My son and his girlfriend were fishing near Matagorda, Texas, when she caught this flounder with its normally white underside partially colored brown like the fish’s two-eyed upper side. I have never seen or heard of this and was wondering how rare a catch it was.
Buddy Toepfer, Corpus Christi, Texas
Pigment in flounder is determined very early in development. When flounders metamorphose as larvae, the pigment cells undergo a transition as well, normally migrating to the eyed side (the “up” side of a flounder — the side with both eyes). On rare occasion, some cells mysteriously migrate to the blind side (the “down,” normally white, side with no eyes). I’ve seen a few flounder partially pigmented this way, but it’s certainly a rare occurrence.
— Bob Shipp
While fishing with a friend over the weekend, we caught this 10-inch fish in about 600 feet of water on cut bait, right on the bottom. I have never seen it before. What is it, and could we have eaten it?
Len Nakano, Kona, Hawaii

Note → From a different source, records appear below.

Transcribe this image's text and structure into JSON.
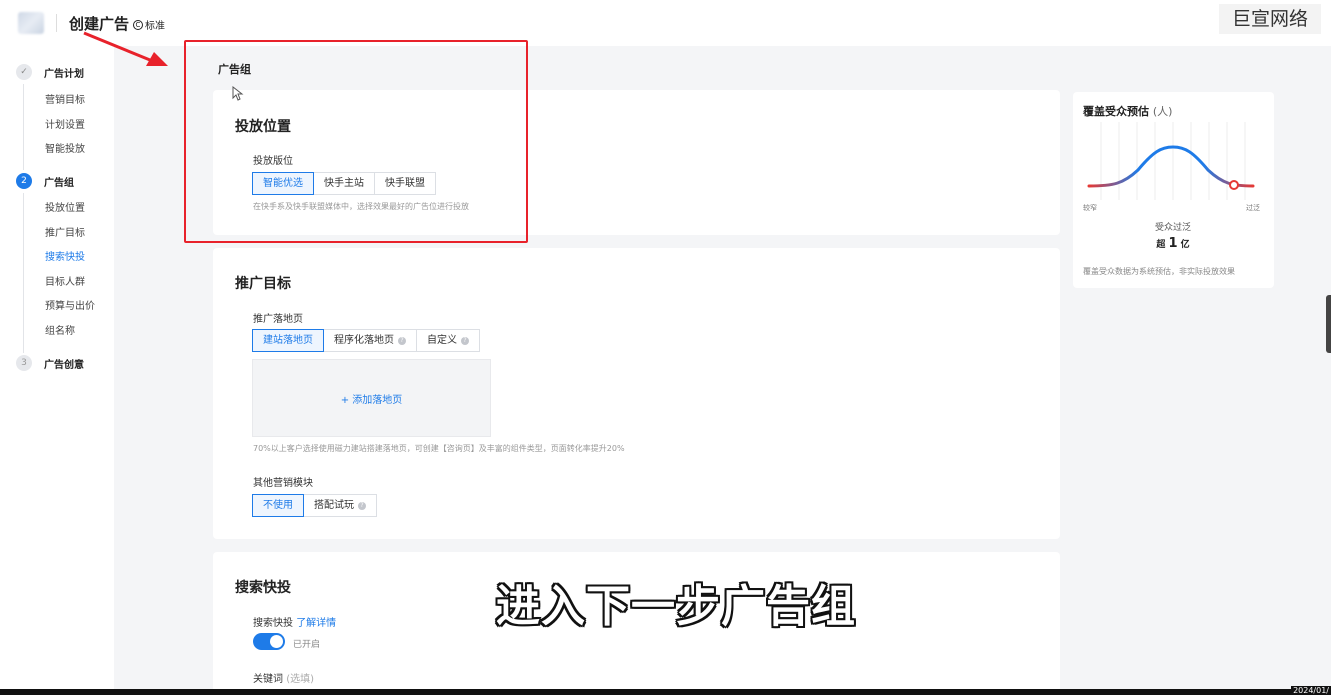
{
  "header": {
    "title": "创建广告",
    "badge": "标准",
    "watermark": "巨宣网络"
  },
  "sidebar": {
    "steps": [
      {
        "number": "✓",
        "title": "广告计划",
        "items": [
          "营销目标",
          "计划设置",
          "智能投放"
        ]
      },
      {
        "number": "2",
        "title": "广告组",
        "items": [
          "投放位置",
          "推广目标",
          "搜索快投",
          "目标人群",
          "预算与出价",
          "组名称"
        ],
        "current_item": "搜索快投"
      },
      {
        "number": "3",
        "title": "广告创意",
        "items": []
      }
    ]
  },
  "main": {
    "group_title": "广告组",
    "placement": {
      "title": "投放位置",
      "field_label": "投放版位",
      "options": [
        "智能优选",
        "快手主站",
        "快手联盟"
      ],
      "selected": "智能优选",
      "hint": "在快手系及快手联盟媒体中，选择效果最好的广告位进行投放"
    },
    "target": {
      "title": "推广目标",
      "landing_label": "推广落地页",
      "landing_options": [
        "建站落地页",
        "程序化落地页",
        "自定义"
      ],
      "selected": "建站落地页",
      "add_button": "+ 添加落地页",
      "hint": "70%以上客户选择使用磁力建站搭建落地页，可创建【咨询页】及丰富的组件类型，页面转化率提升20%",
      "other_label": "其他营销模块",
      "other_options": [
        "不使用",
        "搭配试玩"
      ],
      "other_selected": "不使用"
    },
    "search": {
      "title": "搜索快投",
      "field_label": "搜索快投",
      "link": "了解详情",
      "toggle_state": "已开启",
      "keyword_label": "关键词",
      "keyword_optional": "(选填)"
    }
  },
  "estimate": {
    "title": "覆盖受众预估",
    "unit": "(人)",
    "axis_left": "较窄",
    "axis_right": "过泛",
    "level": "受众过泛",
    "size_prefix": "超",
    "size_value": "1",
    "size_unit": "亿",
    "note": "覆盖受众数据为系统预估，非实际投放效果"
  },
  "overlay": {
    "subtitle": "进入下一步广告组",
    "date": "2024/01/"
  }
}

What you have there is an elegant anthias, Caprodon unicolor. This species is one of the largest members of the subfamily Anthiinae (basslets), within the family Serranidae (groupers). This anthias occurs in the central Pacific, around the Hawaiian Islands and north to Midway Atoll, living near coral and rocky reefs on sandy or hard bottom, usually at depths between 150 and 700 feet. They grow to around 15 inches long and are considered to be quite a good food fish. While males of this species can exhibit a more colorful pink hue with vertical red bars and numerous mottled yellow blotches on the flanks, the uniform red-orange color of this one suggests it’s a female. Scientists once considered the elegant anthias synonymous with the sunrise perch (Caprodon schlegelii) that occurs around the reefs south of Japan, but they have now been separated based on genetic data as well as the fact that female C. schlegelii have an uninterrupted white color to the entire rear margin of the tail fin while for C. unicolor, the white areas occur only on the tips of the tail. Members of the genus Caprodon feed mainly on zooplankton but have been known occasionally to take small baits. (Thanks to Dr. Jeff Johnson, from the Queensland Museum, for helping to confirm the identity of this fish.)
— Ben Diggles